#### Data to examine:

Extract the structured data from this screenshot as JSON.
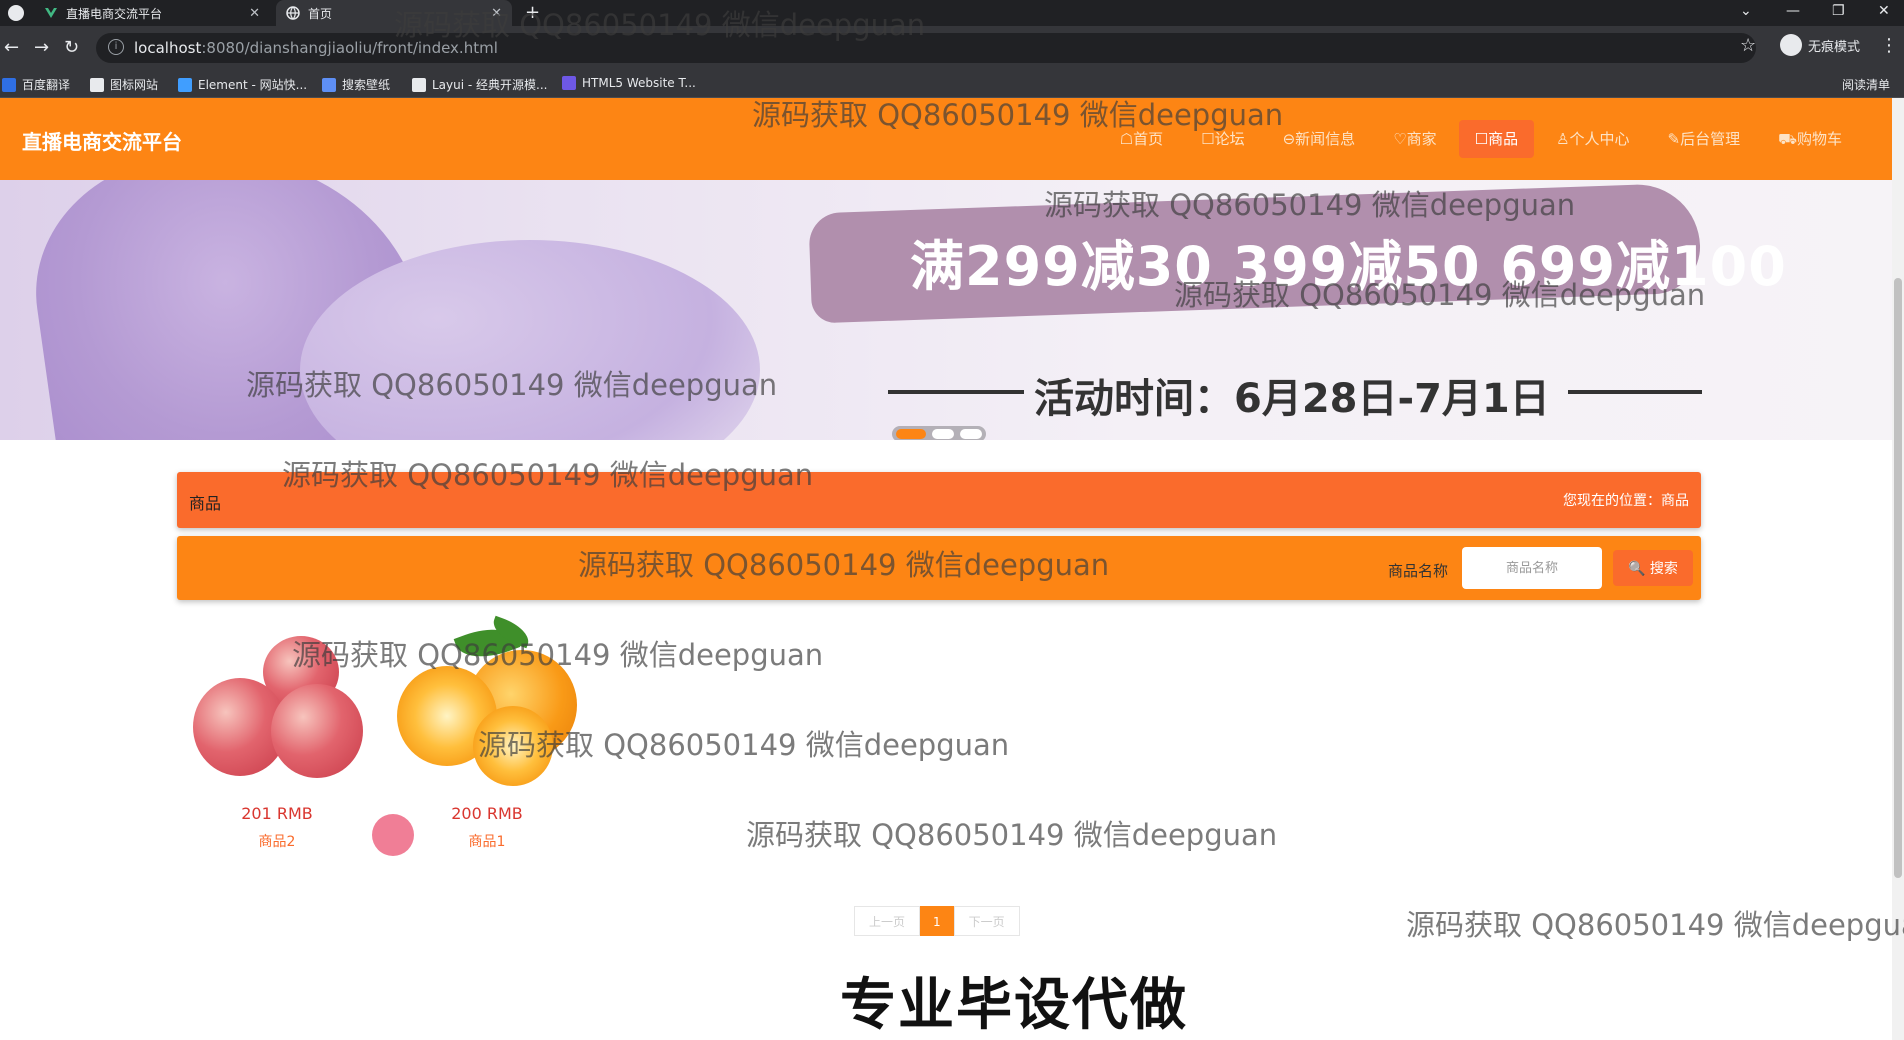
{
  "browser": {
    "tabs": [
      {
        "title": "直播电商交流平台",
        "active": false
      },
      {
        "title": "首页",
        "active": true
      }
    ],
    "new_tab": "+",
    "url_host": "localhost",
    "url_path": ":8080/dianshangjiaoliu/front/index.html",
    "profile": "无痕模式",
    "bookmarks": [
      "百度翻译",
      "图标网站",
      "Element - 网站快...",
      "搜索壁纸",
      "Layui - 经典开源模...",
      "HTML5 Website T..."
    ],
    "reading_list": "阅读清单"
  },
  "site": {
    "brand": "直播电商交流平台",
    "nav": [
      {
        "label": "☖首页",
        "active": false
      },
      {
        "label": "☐论坛",
        "active": false
      },
      {
        "label": "⊖新闻信息",
        "active": false
      },
      {
        "label": "♡商家",
        "active": false
      },
      {
        "label": "☐商品",
        "active": true
      },
      {
        "label": "♙个人中心",
        "active": false
      },
      {
        "label": "✎后台管理",
        "active": false
      },
      {
        "label": "⛟购物车",
        "active": false
      }
    ]
  },
  "banner": {
    "promo": "满299减30  399减50  699减100",
    "time": "活动时间：6月28日-7月1日"
  },
  "section": {
    "title": "商品",
    "breadcrumb": "您现在的位置：商品"
  },
  "search": {
    "label": "商品名称",
    "placeholder": "商品名称",
    "button": "🔍 搜索"
  },
  "goods": [
    {
      "price": "201 RMB",
      "name": "商品2"
    },
    {
      "price": "200 RMB",
      "name": "商品1"
    }
  ],
  "pager": {
    "prev": "上一页",
    "current": "1",
    "next": "下一页"
  },
  "caption": "专业毕设代做",
  "watermark": "源码获取 QQ86050149 微信deepguan",
  "colors": {
    "header": "#fd8514",
    "accent": "#fa6b2c",
    "price": "#d9362f"
  }
}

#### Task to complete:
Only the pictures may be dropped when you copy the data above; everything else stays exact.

#### Your solution:
Extract the structured data from this screenshot as JSON.
{
  "browser": {
    "tabs": [
      {
        "title": "直播电商交流平台",
        "active": false
      },
      {
        "title": "首页",
        "active": true
      }
    ],
    "new_tab": "+",
    "url_host": "localhost",
    "url_path": ":8080/dianshangjiaoliu/front/index.html",
    "profile": "无痕模式",
    "bookmarks": [
      "百度翻译",
      "图标网站",
      "Element - 网站快...",
      "搜索壁纸",
      "Layui - 经典开源模...",
      "HTML5 Website T..."
    ],
    "reading_list": "阅读清单"
  },
  "site": {
    "brand": "直播电商交流平台",
    "nav": [
      {
        "label": "☖首页",
        "active": false
      },
      {
        "label": "☐论坛",
        "active": false
      },
      {
        "label": "⊖新闻信息",
        "active": false
      },
      {
        "label": "♡商家",
        "active": false
      },
      {
        "label": "☐商品",
        "active": true
      },
      {
        "label": "♙个人中心",
        "active": false
      },
      {
        "label": "✎后台管理",
        "active": false
      },
      {
        "label": "⛟购物车",
        "active": false
      }
    ]
  },
  "banner": {
    "promo": "满299减30  399减50  699减100",
    "time": "活动时间：6月28日-7月1日"
  },
  "section": {
    "title": "商品",
    "breadcrumb": "您现在的位置：商品"
  },
  "search": {
    "label": "商品名称",
    "placeholder": "商品名称",
    "button": "🔍 搜索"
  },
  "goods": [
    {
      "price": "201 RMB",
      "name": "商品2"
    },
    {
      "price": "200 RMB",
      "name": "商品1"
    }
  ],
  "pager": {
    "prev": "上一页",
    "current": "1",
    "next": "下一页"
  },
  "caption": "专业毕设代做",
  "watermark": "源码获取 QQ86050149 微信deepguan",
  "colors": {
    "header": "#fd8514",
    "accent": "#fa6b2c",
    "price": "#d9362f"
  }
}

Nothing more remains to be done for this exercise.